■ PROBLEM TO WORK ON
Below are records; copy every line among them that contains the word "assigned".

■ EXCERPTED DATA
__________

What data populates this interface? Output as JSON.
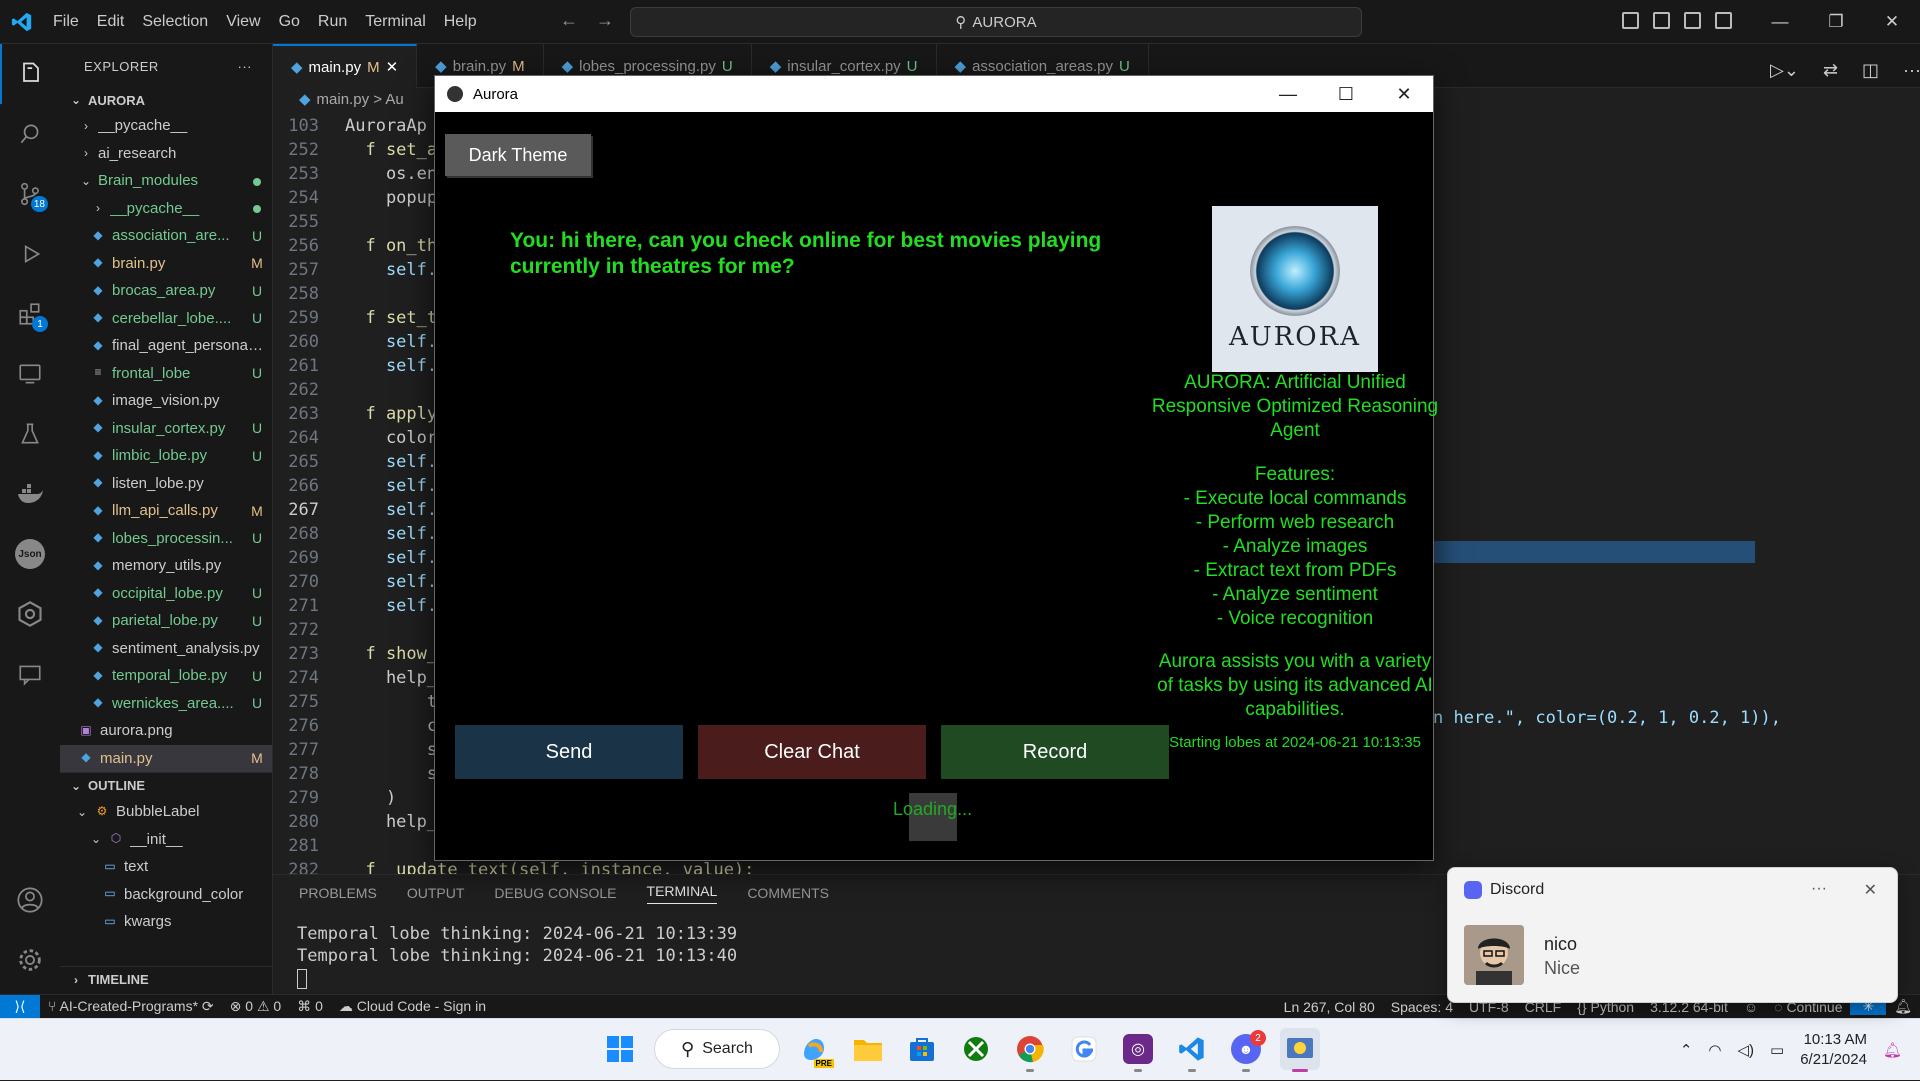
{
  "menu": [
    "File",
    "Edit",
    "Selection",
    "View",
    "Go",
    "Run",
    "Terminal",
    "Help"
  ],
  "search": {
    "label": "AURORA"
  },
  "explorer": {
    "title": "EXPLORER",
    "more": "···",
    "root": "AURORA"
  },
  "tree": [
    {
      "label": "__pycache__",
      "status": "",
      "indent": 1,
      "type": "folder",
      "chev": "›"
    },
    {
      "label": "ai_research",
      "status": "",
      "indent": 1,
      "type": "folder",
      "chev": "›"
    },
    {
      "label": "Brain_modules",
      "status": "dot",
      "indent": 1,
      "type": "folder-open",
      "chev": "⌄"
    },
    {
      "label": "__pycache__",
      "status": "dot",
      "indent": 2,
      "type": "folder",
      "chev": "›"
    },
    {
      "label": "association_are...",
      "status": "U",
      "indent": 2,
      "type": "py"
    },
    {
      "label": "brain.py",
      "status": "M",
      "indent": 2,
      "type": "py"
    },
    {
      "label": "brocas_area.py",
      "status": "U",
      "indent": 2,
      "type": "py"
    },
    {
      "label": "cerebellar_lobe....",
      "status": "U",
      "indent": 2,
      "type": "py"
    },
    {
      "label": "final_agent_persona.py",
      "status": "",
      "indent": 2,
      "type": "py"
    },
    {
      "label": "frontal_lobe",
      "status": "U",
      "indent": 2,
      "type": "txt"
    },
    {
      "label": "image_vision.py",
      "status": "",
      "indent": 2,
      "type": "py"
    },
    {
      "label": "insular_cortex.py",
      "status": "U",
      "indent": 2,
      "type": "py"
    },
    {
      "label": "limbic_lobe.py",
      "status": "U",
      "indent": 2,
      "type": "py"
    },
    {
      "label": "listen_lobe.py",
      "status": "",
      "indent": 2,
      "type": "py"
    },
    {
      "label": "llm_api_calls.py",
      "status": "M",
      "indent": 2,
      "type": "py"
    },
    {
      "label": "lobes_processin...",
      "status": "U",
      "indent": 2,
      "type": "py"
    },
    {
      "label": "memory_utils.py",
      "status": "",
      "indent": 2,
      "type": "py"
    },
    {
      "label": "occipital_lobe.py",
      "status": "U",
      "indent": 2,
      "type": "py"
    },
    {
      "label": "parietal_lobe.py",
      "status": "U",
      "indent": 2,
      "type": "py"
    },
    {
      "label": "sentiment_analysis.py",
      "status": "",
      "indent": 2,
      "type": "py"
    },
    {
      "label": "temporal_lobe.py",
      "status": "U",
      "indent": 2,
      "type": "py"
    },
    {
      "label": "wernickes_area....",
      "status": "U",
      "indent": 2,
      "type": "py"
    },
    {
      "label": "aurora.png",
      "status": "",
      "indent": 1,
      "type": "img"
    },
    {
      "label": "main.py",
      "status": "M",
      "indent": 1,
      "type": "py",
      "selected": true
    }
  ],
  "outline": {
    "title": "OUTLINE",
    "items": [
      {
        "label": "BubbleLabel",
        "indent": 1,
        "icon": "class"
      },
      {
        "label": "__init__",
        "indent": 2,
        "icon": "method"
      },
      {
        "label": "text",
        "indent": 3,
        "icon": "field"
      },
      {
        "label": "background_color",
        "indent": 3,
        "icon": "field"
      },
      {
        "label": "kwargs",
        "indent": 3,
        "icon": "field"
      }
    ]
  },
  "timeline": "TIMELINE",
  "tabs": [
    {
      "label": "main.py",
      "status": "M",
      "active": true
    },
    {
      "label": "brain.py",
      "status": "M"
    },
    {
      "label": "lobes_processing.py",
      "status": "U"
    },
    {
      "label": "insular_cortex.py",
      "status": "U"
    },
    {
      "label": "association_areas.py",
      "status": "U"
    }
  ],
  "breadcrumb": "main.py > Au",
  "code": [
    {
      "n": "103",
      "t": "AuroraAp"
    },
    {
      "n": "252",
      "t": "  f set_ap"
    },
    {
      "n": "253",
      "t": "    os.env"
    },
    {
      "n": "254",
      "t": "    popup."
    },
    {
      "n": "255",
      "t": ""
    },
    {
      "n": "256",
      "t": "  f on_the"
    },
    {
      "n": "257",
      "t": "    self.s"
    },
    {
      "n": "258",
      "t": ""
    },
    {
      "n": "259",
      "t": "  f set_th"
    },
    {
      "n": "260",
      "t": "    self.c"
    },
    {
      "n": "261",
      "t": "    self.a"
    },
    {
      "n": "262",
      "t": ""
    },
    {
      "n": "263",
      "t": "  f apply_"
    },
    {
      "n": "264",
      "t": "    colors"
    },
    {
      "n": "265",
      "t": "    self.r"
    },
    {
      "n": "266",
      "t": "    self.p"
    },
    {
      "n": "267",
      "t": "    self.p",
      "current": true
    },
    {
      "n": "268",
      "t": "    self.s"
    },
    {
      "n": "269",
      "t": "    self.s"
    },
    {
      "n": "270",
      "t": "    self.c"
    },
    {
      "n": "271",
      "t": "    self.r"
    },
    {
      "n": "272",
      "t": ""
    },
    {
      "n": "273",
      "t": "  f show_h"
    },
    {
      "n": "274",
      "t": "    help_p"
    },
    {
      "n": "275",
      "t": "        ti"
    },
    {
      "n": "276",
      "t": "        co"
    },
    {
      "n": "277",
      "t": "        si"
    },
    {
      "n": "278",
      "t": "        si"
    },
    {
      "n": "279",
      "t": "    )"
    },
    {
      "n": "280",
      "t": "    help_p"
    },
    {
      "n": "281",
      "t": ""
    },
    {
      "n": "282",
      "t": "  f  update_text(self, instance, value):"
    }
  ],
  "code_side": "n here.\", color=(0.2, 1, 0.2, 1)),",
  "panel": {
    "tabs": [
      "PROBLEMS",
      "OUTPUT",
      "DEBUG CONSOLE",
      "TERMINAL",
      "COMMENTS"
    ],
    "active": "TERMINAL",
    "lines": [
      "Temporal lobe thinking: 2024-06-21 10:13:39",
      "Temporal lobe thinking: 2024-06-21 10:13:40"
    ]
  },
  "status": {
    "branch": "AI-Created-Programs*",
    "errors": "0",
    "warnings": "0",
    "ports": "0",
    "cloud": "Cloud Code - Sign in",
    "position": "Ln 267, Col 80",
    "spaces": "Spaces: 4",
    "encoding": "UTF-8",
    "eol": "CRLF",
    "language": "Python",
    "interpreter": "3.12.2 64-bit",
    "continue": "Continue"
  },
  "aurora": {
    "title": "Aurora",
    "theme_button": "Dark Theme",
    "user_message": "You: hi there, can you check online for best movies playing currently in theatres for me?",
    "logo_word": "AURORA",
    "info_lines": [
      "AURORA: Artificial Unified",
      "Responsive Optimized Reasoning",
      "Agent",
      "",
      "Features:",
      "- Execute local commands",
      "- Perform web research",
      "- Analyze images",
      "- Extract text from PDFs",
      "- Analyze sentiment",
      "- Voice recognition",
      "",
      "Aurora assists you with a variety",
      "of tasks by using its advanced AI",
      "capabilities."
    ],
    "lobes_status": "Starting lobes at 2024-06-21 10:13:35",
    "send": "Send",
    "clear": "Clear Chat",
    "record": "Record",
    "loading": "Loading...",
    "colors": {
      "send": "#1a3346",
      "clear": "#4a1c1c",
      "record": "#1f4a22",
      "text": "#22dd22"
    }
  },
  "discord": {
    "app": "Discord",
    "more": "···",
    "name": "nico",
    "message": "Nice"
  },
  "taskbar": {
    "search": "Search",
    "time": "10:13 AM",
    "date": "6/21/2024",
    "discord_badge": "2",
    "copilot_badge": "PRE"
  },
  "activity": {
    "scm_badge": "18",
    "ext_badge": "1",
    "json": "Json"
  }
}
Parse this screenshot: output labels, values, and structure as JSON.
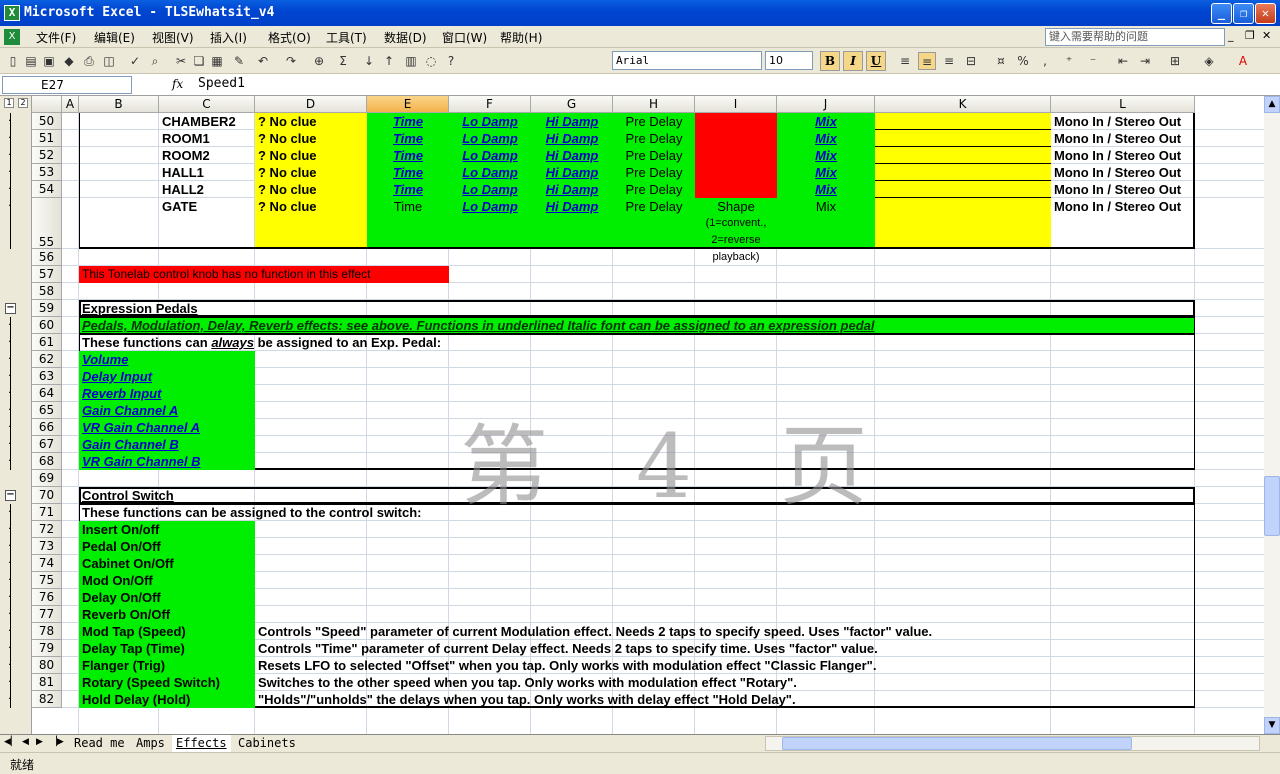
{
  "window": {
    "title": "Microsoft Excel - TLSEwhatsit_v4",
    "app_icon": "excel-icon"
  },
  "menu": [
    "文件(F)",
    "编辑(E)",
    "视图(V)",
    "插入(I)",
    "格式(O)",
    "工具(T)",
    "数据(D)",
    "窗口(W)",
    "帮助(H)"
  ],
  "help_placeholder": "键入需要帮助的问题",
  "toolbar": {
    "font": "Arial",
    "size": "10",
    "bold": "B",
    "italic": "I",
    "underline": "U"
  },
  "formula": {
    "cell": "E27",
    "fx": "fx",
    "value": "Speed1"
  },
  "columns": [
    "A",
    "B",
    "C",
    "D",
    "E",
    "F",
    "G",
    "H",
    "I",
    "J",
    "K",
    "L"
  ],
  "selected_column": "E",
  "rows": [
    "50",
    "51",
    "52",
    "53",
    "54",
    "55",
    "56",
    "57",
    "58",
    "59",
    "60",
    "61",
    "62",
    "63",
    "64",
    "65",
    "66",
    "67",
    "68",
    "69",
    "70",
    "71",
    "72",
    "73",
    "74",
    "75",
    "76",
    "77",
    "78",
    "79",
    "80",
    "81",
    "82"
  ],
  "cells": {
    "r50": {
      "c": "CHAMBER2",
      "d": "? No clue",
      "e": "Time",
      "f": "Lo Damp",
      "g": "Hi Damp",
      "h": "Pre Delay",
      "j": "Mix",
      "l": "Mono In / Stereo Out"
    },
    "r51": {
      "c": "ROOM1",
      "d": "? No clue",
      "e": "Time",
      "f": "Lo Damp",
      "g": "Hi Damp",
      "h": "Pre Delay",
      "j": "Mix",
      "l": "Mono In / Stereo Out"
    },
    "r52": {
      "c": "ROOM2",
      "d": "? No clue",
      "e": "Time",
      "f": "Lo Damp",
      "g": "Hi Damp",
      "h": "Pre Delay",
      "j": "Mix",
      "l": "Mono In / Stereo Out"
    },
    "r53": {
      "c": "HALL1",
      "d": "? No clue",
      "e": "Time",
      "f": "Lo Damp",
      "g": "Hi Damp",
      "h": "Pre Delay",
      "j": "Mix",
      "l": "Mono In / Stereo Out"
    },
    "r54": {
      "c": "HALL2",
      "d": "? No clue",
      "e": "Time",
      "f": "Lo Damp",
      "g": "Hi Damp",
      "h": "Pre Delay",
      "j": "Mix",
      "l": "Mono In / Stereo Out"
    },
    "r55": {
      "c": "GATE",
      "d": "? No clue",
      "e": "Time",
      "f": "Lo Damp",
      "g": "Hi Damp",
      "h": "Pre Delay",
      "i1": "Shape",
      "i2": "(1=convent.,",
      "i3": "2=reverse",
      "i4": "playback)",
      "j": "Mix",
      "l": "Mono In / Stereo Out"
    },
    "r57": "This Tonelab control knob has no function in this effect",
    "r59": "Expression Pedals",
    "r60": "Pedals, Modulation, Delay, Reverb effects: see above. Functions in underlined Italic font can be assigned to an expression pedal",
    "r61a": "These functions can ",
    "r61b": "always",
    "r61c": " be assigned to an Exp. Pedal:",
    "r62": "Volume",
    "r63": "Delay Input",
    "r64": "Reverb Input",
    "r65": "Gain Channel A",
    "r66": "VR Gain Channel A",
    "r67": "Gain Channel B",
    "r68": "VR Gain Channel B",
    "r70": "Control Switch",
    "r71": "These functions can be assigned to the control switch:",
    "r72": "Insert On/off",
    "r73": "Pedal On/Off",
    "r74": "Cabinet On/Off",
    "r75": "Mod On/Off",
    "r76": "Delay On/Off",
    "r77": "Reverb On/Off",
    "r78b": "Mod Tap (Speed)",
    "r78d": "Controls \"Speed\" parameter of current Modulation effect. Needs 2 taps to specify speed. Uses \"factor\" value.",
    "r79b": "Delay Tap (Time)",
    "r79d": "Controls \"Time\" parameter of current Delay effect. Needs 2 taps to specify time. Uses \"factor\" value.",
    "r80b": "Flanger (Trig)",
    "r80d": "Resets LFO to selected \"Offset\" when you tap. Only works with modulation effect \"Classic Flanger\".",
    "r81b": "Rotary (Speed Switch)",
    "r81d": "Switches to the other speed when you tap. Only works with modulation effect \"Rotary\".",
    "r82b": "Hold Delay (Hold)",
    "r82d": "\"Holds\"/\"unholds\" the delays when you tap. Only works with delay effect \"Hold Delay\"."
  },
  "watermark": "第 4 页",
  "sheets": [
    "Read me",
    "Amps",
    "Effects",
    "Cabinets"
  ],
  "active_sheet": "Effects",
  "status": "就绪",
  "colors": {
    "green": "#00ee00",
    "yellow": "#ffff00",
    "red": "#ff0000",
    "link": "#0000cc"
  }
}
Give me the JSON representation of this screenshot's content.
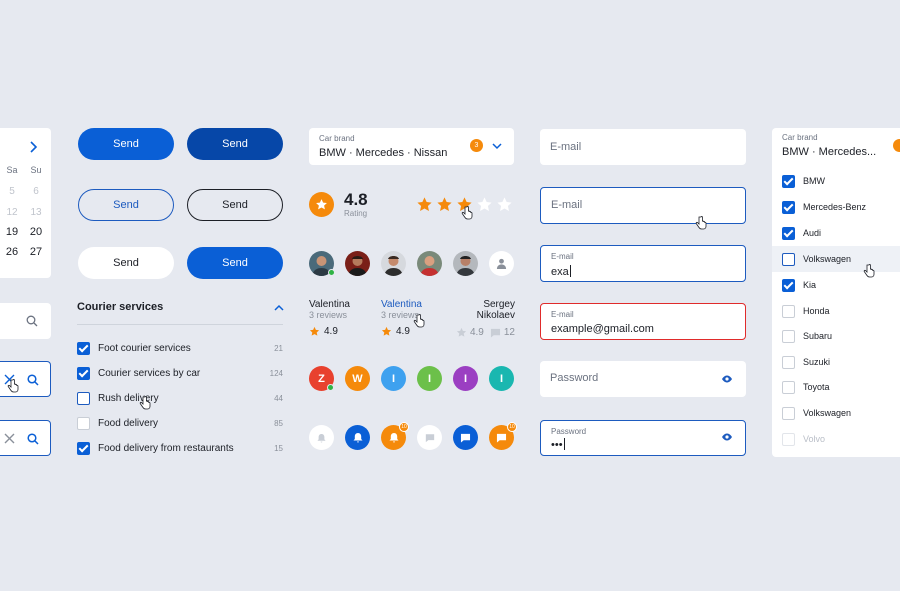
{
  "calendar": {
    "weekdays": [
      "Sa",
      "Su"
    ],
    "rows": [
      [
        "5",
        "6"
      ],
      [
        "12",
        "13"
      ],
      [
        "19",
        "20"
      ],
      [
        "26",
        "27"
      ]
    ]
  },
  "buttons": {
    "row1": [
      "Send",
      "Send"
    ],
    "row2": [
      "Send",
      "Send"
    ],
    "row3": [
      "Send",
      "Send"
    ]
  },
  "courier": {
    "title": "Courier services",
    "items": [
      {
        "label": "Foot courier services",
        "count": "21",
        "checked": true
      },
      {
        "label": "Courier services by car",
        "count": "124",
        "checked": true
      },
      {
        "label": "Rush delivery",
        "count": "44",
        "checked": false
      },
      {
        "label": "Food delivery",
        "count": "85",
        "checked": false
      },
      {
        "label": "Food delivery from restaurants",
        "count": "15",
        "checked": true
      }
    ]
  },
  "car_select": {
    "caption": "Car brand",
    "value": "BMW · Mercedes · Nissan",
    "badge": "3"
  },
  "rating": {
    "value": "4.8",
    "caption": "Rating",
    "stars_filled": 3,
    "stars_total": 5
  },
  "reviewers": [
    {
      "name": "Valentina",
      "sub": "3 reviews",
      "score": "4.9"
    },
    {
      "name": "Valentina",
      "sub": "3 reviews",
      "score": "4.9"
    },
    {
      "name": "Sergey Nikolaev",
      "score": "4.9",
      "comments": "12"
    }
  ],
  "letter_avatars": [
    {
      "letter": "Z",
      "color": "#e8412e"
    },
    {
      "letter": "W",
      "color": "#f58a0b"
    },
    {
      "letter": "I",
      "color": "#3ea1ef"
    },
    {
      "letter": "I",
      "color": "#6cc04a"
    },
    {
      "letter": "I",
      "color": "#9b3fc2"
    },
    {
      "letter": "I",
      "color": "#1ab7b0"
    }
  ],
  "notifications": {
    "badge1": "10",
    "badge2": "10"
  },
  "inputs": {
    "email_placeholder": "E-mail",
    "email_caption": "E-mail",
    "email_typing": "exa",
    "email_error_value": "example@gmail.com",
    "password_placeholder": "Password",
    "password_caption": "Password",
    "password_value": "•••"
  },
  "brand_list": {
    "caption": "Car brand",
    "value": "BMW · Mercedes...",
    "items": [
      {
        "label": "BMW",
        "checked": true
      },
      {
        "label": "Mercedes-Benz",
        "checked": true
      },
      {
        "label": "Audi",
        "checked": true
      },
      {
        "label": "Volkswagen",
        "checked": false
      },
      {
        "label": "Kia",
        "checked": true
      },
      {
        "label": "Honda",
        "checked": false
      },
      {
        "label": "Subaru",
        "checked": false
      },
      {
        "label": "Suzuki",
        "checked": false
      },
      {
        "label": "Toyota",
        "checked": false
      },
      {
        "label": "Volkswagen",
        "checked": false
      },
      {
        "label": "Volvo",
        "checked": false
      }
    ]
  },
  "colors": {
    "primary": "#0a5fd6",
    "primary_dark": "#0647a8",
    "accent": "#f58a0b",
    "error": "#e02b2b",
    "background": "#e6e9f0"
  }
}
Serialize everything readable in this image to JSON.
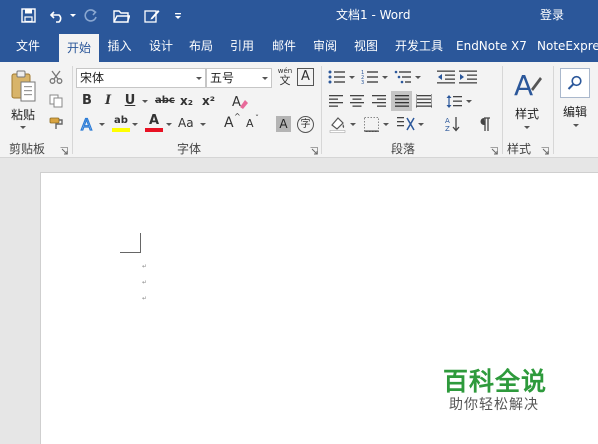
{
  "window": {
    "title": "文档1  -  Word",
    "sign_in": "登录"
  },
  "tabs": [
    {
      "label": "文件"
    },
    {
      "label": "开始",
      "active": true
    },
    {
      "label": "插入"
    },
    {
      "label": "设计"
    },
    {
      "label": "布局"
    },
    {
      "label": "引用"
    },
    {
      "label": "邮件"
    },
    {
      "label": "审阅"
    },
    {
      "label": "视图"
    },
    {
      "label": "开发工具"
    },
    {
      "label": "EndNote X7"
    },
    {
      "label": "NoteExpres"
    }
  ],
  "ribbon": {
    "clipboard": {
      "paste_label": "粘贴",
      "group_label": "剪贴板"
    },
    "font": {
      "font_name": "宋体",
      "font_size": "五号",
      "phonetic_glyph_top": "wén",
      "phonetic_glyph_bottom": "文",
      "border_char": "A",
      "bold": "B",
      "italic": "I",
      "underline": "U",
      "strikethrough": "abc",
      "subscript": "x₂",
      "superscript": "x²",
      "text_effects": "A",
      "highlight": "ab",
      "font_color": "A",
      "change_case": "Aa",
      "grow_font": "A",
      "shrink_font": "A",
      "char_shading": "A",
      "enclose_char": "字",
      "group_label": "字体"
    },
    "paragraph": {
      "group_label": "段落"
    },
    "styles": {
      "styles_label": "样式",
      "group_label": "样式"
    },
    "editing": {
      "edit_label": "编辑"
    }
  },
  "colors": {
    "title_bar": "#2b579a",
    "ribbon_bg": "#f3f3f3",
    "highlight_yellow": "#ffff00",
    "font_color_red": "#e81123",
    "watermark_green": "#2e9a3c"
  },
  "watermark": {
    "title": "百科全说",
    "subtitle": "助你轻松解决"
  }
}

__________

■ SOLUTION TO THIS TASK
    "r60": "Pedals, Modulation, Delay, Reverb effects: see above. Functions in underlined Italic font can be assigned to an expression pedal",
    "r61c": " be assigned to an Exp. Pedal:",
    "r71": "These functions can be assigned to the control switch:",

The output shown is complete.